»»
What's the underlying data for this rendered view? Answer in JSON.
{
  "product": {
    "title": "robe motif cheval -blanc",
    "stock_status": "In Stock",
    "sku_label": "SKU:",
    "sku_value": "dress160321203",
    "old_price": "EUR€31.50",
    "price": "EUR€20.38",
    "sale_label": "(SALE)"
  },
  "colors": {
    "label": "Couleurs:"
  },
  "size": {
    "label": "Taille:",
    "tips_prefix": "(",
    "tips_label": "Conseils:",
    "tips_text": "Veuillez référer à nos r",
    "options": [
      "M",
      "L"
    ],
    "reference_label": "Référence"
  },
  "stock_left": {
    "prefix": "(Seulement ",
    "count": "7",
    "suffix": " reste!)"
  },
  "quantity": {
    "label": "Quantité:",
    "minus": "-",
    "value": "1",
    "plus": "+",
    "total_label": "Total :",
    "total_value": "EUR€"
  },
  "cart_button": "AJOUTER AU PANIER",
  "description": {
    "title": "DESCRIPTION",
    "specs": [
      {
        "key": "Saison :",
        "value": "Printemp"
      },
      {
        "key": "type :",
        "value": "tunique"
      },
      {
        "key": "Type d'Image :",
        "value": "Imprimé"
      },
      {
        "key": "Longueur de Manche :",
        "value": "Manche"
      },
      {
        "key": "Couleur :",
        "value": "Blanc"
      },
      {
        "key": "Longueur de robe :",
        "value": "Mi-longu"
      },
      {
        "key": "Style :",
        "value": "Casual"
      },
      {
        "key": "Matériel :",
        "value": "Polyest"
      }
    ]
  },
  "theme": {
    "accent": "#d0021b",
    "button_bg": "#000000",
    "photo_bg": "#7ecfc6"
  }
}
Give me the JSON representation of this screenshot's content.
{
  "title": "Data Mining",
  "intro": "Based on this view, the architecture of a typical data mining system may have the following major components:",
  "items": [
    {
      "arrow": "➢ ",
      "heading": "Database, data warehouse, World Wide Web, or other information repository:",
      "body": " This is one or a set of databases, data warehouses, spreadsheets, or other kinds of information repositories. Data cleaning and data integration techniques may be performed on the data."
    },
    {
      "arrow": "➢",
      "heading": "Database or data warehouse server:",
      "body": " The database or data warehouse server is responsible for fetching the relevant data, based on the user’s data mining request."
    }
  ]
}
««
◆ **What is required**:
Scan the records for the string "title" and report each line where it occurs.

◆ **Output**:
    "title": "robe motif cheval -blanc",
    "title": "DESCRIPTION",
  "title": "Data Mining",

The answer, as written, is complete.